02 Dec 2011

‘Resilient Cities’ is a relatively new term that is designed to go further than ‘Sustainable Cities’ by pushing the transformational aspects of the changes needed within cities to adapt to the long-term challenges facing the planet such as climate change and resources scarcities. Sustainability is still a powerful word in application to cities as it enables us to focus on holistic, synergistic solutions that integrate economic, social and environmental outcomes.

Conference paper
02 Dec 2011

This paper draws from research undertaken by the authors for the Australian Housing and Urban Research Institute (AHURI) that scoped the processes and inputs needed for establishing a new redevelopment model in Australia’s middle suburbs, with a particular focus on Melbourne (Newton et al 2011). The research comprised a series of investigative panels that were designed to facilitate engagement between leading thinkers and practitioners in the fields of urban policy, design and development.

Conference paper
18 Nov 2015

The Global Buildings Performance Network website has links to databases, tools and best practice.

19 Sep 2014

This report is part of the global Deep Decarbonization Pathways Project (DDPP), which aims to understand and show how countries can transition to a very low carbon economy.

Technical report
28 Jan 2015

This project sought to address three areas of policy concern in relation to dispersed and ageing public housing properties in inner and middle ring suburbs: how to find new ways to accommodate population increases; how to create affordable and diverse housing options; how to manage ageing housing stock; and how to maximise the use of existing infrastructure and amenity.

18 Nov 2014

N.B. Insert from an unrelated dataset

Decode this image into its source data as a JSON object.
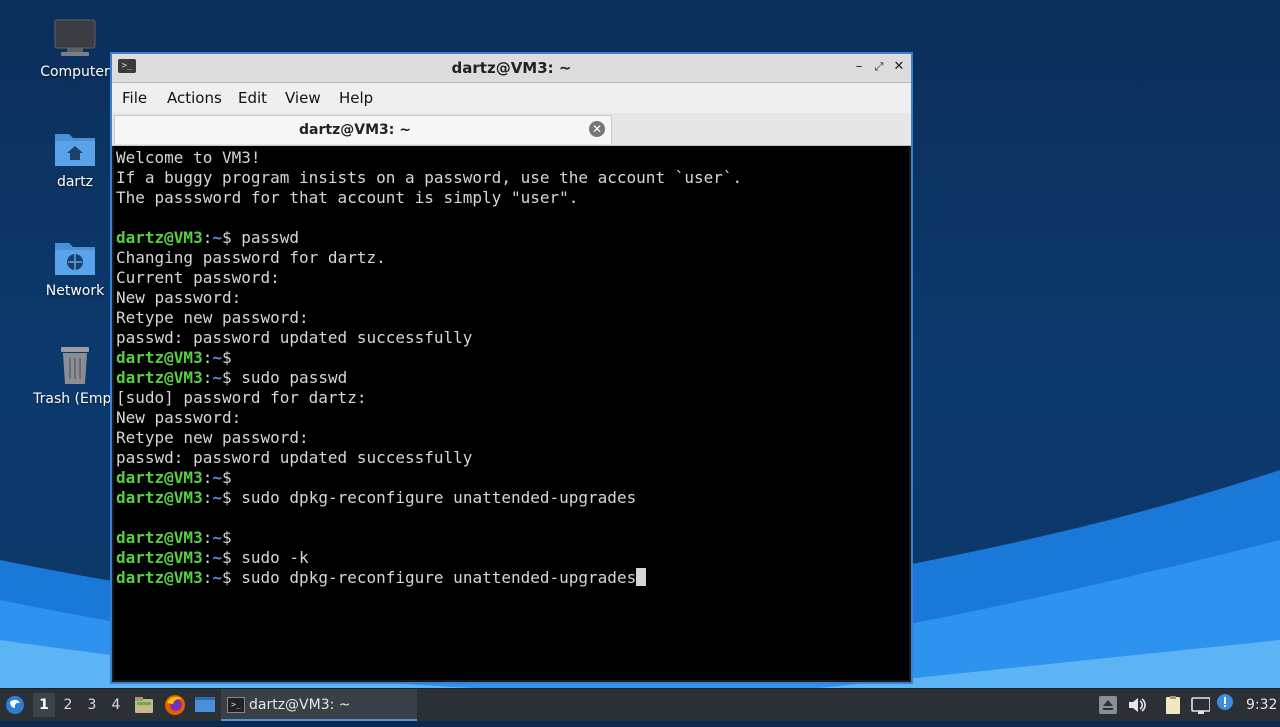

Provides the latest research on which Australian States and Territories are winning the race to renewables - and which are not.
4 key findings
1. Australia's States and Territories have an important leadership role to play in tackling climate change and growing Australia's renewable energy industry.
2. South Australia is striding forward leading the Australian States on renewable energy.
3. Victoria and NSW have moved from leaders to laggards in Australia's renewable energy race.
4. Australia has substantial opportunities for renewable energy. A lack of clear federal policy has led to a drop in renewable energy investment.
This year, much of the focus on Australia’s climate change and renewable energy policy has been directed at the federal level – given the review of the national Renewable Energy Target (RE T), repeal of the Carbon Pricing Mechanism, and release of a new Energy Green Paper. However, while national action is vital, the roles and opportunities for Australian states and territories to contribute to reducing greenhouse gas emissions and expanding renewable energy should not be underestimated.
Internationally, the energy sector accounts for the largest proportion greenhouse gas emissions, which are the main drivers of climate change. Tackling climate change requires large scale changes in the electricity sector and a tripling of low-carbon energy by 2050.
Australia’s electricity is largely generated from coal. Our fleet is ageing and inefficient, which means that most of Australia’s coal stations are much more emissions intensive than other countries, including the USA and China. Within the decade, around half of Australia’s coal fuelled generation fleet will be over 40 years old. Australia will need to plan and install new electricity generation to replace ageing generators.
The Climate Council’s recent report Australia’s Electricity Sector: Ageing, Inefficient and Unprepared found that rapid deployment of renewable power, like wind and solar, is one of the most effective ways to reduce electricity sector emissions.
This report provides a snapshot of current targets and policies on emissions and renewable energy in each of Australia’s states and territories, and also measures their performance in terms of emissions, renewable energy capacity and generation.
Previous state targets have been removed after federal nationwide carbon pricing and energy efficiency measures were legislated. With these federal measures now abolished, industry, commerce and households in most states are left with no measures to reduce emissions or improve energy efficiency to lower costs. The efficacy of the Emissions Reduction Fund is yet to be established. Furthermore, uncertainty in the RE T has caused investment in renewable energy to drop by as much as 70 percent over the past year. Yet, South Australia and the ACT have set ambitious targets to cut emissions and increase renewable energy uptake. Positive policy settings in South Australia and the ACT will help these regions benefit from the global transition to cleaner energy, leaving the other states and territory lagging behind. Experience from overseas also illustrates how it is possible for state-based actions to stimulate highly effective policy measures.

19 Jul 2012

Focusing on four key infrastructure areas integral to the functioning of cities – energy, transport, water and waste, this report provides governments with a clear action agenda for realising productivity and liveability gains, and meeting sustainability outcomes.

24 Mar 2010

This report is part of a project exploring the potential for new industries and enterprises to fill land-use opportunities in areas where current agricultural industries may be strongly challenged by future climates.
The specific aims were to identify the regions and industries where climate change will alter the current mix of agricultural industries, determine the plant traits required for successful new industries in future climates, and suggest new industries that meet these criteria.

17 Jul 2006

This paper examines non-metropolitan disadvantage in the framework of five key areas: economic capital; institutional capital; social capital; human capital; and natural capital. The report makes a number of recommendations and calls for a whole of government approach – in co-operation with business and community organisations – to decrease inequality between rural/regional and metropolitan centres across a range of areas.